## What you have to do
Set down all of the data again, character for character.

[Data items]
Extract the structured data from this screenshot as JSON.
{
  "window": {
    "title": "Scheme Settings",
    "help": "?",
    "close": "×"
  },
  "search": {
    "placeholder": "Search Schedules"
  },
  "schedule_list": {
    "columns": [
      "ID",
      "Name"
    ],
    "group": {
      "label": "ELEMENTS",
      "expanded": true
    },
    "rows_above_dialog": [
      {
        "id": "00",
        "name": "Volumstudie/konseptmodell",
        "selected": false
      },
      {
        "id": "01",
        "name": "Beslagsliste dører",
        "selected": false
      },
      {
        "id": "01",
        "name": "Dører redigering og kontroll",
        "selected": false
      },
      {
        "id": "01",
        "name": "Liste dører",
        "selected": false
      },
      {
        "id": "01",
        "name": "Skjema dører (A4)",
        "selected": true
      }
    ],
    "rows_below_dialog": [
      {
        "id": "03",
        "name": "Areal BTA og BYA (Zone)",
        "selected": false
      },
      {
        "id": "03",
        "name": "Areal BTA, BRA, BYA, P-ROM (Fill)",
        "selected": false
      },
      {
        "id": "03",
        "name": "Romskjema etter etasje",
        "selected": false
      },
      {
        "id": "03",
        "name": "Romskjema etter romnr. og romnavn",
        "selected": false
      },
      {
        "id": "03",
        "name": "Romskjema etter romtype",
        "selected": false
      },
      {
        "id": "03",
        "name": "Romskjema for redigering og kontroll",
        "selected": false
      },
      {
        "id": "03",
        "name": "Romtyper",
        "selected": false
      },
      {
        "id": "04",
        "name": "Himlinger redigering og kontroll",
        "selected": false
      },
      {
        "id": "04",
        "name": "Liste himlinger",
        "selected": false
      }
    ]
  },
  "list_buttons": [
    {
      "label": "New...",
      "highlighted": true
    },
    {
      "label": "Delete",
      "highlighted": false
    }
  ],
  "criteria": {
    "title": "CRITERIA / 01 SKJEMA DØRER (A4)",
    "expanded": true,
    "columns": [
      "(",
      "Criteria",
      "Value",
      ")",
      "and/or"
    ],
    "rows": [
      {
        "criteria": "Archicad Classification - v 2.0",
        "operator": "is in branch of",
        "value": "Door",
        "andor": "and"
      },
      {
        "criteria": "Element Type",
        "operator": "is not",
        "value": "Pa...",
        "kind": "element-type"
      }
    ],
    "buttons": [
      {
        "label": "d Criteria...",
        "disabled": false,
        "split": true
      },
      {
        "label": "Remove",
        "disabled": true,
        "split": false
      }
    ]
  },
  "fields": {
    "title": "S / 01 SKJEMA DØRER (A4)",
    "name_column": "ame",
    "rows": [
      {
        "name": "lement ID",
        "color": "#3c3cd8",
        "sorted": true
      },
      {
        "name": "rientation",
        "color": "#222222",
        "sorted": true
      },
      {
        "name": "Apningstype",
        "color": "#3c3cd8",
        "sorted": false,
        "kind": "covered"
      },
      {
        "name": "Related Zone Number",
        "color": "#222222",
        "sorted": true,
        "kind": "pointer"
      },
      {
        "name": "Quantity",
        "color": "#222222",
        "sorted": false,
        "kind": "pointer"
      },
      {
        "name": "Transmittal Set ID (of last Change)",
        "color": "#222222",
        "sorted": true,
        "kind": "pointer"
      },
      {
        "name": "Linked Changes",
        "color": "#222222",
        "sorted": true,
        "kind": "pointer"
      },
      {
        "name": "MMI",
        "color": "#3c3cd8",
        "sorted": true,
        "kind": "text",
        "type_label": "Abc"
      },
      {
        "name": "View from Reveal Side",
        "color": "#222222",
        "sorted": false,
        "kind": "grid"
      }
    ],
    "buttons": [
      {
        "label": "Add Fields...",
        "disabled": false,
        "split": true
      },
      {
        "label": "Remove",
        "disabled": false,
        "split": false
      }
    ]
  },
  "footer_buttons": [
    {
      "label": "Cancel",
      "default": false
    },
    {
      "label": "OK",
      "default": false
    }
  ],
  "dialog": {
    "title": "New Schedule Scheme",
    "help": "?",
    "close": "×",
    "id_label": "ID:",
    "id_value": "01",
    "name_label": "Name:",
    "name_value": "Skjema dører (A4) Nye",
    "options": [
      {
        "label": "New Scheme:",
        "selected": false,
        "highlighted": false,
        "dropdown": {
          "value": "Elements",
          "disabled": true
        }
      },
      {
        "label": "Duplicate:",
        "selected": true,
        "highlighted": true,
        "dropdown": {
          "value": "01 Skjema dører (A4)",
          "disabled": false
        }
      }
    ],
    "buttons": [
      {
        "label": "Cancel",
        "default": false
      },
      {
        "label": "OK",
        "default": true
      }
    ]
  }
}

## Response area
Extract the structured data from this screenshot as JSON.
{
  "window": {
    "title": "Scheme Settings",
    "help": "?",
    "close": "×"
  },
  "search": {
    "placeholder": "Search Schedules"
  },
  "schedule_list": {
    "columns": [
      "ID",
      "Name"
    ],
    "group": {
      "label": "ELEMENTS",
      "expanded": true
    },
    "rows_above_dialog": [
      {
        "id": "00",
        "name": "Volumstudie/konseptmodell",
        "selected": false
      },
      {
        "id": "01",
        "name": "Beslagsliste dører",
        "selected": false
      },
      {
        "id": "01",
        "name": "Dører redigering og kontroll",
        "selected": false
      },
      {
        "id": "01",
        "name": "Liste dører",
        "selected": false
      },
      {
        "id": "01",
        "name": "Skjema dører (A4)",
        "selected": true
      }
    ],
    "rows_below_dialog": [
      {
        "id": "03",
        "name": "Areal BTA og BYA (Zone)",
        "selected": false
      },
      {
        "id": "03",
        "name": "Areal BTA, BRA, BYA, P-ROM (Fill)",
        "selected": false
      },
      {
        "id": "03",
        "name": "Romskjema etter etasje",
        "selected": false
      },
      {
        "id": "03",
        "name": "Romskjema etter romnr. og romnavn",
        "selected": false
      },
      {
        "id": "03",
        "name": "Romskjema etter romtype",
        "selected": false
      },
      {
        "id": "03",
        "name": "Romskjema for redigering og kontroll",
        "selected": false
      },
      {
        "id": "03",
        "name": "Romtyper",
        "selected": false
      },
      {
        "id": "04",
        "name": "Himlinger redigering og kontroll",
        "selected": false
      },
      {
        "id": "04",
        "name": "Liste himlinger",
        "selected": false
      }
    ]
  },
  "list_buttons": [
    {
      "label": "New...",
      "highlighted": true
    },
    {
      "label": "Delete",
      "highlighted": false
    }
  ],
  "criteria": {
    "title": "CRITERIA / 01 SKJEMA DØRER (A4)",
    "expanded": true,
    "columns": [
      "(",
      "Criteria",
      "Value",
      ")",
      "and/or"
    ],
    "rows": [
      {
        "criteria": "Archicad Classification - v 2.0",
        "operator": "is in branch of",
        "value": "Door",
        "andor": "and"
      },
      {
        "criteria": "Element Type",
        "operator": "is not",
        "value": "Pa...",
        "kind": "element-type"
      }
    ],
    "buttons": [
      {
        "label": "d Criteria...",
        "disabled": false,
        "split": true
      },
      {
        "label": "Remove",
        "disabled": true,
        "split": false
      }
    ]
  },
  "fields": {
    "title": "S / 01 SKJEMA DØRER (A4)",
    "name_column": "ame",
    "rows": [
      {
        "name": "lement ID",
        "color": "#3c3cd8",
        "sorted": true
      },
      {
        "name": "rientation",
        "color": "#222222",
        "sorted": true
      },
      {
        "name": "Apningstype",
        "color": "#3c3cd8",
        "sorted": false,
        "kind": "covered"
      },
      {
        "name": "Related Zone Number",
        "color": "#222222",
        "sorted": true,
        "kind": "pointer"
      },
      {
        "name": "Quantity",
        "color": "#222222",
        "sorted": false,
        "kind": "pointer"
      },
      {
        "name": "Transmittal Set ID (of last Change)",
        "color": "#222222",
        "sorted": true,
        "kind": "pointer"
      },
      {
        "name": "Linked Changes",
        "color": "#222222",
        "sorted": true,
        "kind": "pointer"
      },
      {
        "name": "MMI",
        "color": "#3c3cd8",
        "sorted": true,
        "kind": "text",
        "type_label": "Abc"
      },
      {
        "name": "View from Reveal Side",
        "color": "#222222",
        "sorted": false,
        "kind": "grid"
      }
    ],
    "buttons": [
      {
        "label": "Add Fields...",
        "disabled": false,
        "split": true
      },
      {
        "label": "Remove",
        "disabled": false,
        "split": false
      }
    ]
  },
  "footer_buttons": [
    {
      "label": "Cancel",
      "default": false
    },
    {
      "label": "OK",
      "default": false
    }
  ],
  "dialog": {
    "title": "New Schedule Scheme",
    "help": "?",
    "close": "×",
    "id_label": "ID:",
    "id_value": "01",
    "name_label": "Name:",
    "name_value": "Skjema dører (A4) Nye",
    "options": [
      {
        "label": "New Scheme:",
        "selected": false,
        "highlighted": false,
        "dropdown": {
          "value": "Elements",
          "disabled": true
        }
      },
      {
        "label": "Duplicate:",
        "selected": true,
        "highlighted": true,
        "dropdown": {
          "value": "01 Skjema dører (A4)",
          "disabled": false
        }
      }
    ],
    "buttons": [
      {
        "label": "Cancel",
        "default": false
      },
      {
        "label": "OK",
        "default": true
      }
    ]
  }
}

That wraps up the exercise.